When giving the boot, tread carefully with new hires
14 April 2015
Sports fans will be familiar with Mils Muliaina's great rugby qualities. Muliaina was born in Samoa but raised in Southland. He played for the Blues and then the Chiefs. He is one of our outstanding fullbacks and one of a handful of All Blacks to play over a hundred test matches. He ended his career on a high, being part of the All Black Team that won the World Cup. He currently plays for the Irish club Connacht.
Readers will have been shocked to read of his arrest after a match in Gloucester. He was arrested on April 4 after a 19-year-old Cardiff woman made an allegation of sexual assault.
Unfortunately for Muliaina, television cameras were at the venue and he was widely filmed being arrested and taken away. Images were transmitted worldwide. He is out on bail but no charges have yet been laid.
The media say Muliaina is devastated and shocked by what has happened and that he denies all allegations of wrongdoing. He has since returned to Ireland but must return to Wales in July.
What is interesting from a legal point of view is that just a week before his arrest he signed a contract to play rugby with the Italian side Zebre.
What will be of interest to readers is the legal issue of the rights of employers and employees when a person has signed a contract to work but has not yet begun working.
Is the person in a weaker position in this situation?
Our Employment Relations Act treats people who have accepted an offer of employment but have not yet started work as employees. Muliaina would therefore be considered an employee of Zebre.
This has far-reaching consequences.
The issue was tested in a case involving Griffin's foods and employee Sanjeshi Chandra.
Chandra was offered a position as a manufacturing co-ordinator with Griffin's foods. She accepted the offer but had not yet accepted her employment agreement.
It may come to a surprise to readers that, about the same time, Griffin's was undertaking a review of its senior management structure and decided that the position accepted by Chandra was no longer necessary.
She was advised that the job was gone and that she was surplus to requirements.
No proper process was followed.
Chandra sued Griffin's for unjustified dismissal and won. For the purposes of our legislation, Chandra was an employee and because there was no fair process she was entitled to remedies.
She got three months wages and $5000 compensation.
Employers from time to time do sign up a new employee but subsequently hear bad stories about the employee, perhaps from an earlier employer.

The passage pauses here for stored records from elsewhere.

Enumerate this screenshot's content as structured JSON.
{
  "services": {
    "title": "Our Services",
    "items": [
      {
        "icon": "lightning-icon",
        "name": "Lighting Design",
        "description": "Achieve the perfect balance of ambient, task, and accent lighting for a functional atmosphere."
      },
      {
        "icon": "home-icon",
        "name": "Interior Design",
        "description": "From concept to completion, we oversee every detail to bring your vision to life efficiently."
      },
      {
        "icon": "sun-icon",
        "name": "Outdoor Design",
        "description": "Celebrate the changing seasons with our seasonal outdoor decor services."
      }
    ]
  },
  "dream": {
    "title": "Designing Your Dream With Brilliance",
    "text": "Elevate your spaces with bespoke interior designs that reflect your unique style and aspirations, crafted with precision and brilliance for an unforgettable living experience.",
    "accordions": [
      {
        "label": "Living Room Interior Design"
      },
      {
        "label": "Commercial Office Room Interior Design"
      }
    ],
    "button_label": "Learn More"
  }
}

On other occasions, particularly in the government, people start work conditional on certain requirements being met.
Examples would be credit or security checks proving favourable, a work permit or visa being granted, a security clearance being issued by the Security Intelligence Service and so on.
Often security clearances take some time to come through because of a backlog of vetting within the Security Intelligence Service.
What can an employer do where unfavourable information comes to light? Whether a person has just signed up or has commenced work on a conditional contract, the employer should follow a fair process.
It is not clear whether Muliaina’s employment with the Italian club is in jeopardy because of what allegedly happened in Cardiff.
If he had been engaged to play for a new franchise in New Zealand but not had yet started playing when this incident is alleged to have happened, the employer would have to tread carefully.
Firstly, nothing has been established against him.
Regardless, Muliaina could argue his skills as a rugby player are unaffected by any of this, and it should not affect his continuing to play.
On the other hand, a new franchise might argue that their players were role models to people in the community, particularly the young, and their trust and confidence in him had been destroyed.
Regardless, a fair process would have to be followed and the fact employment had yet to actually begin would make no difference.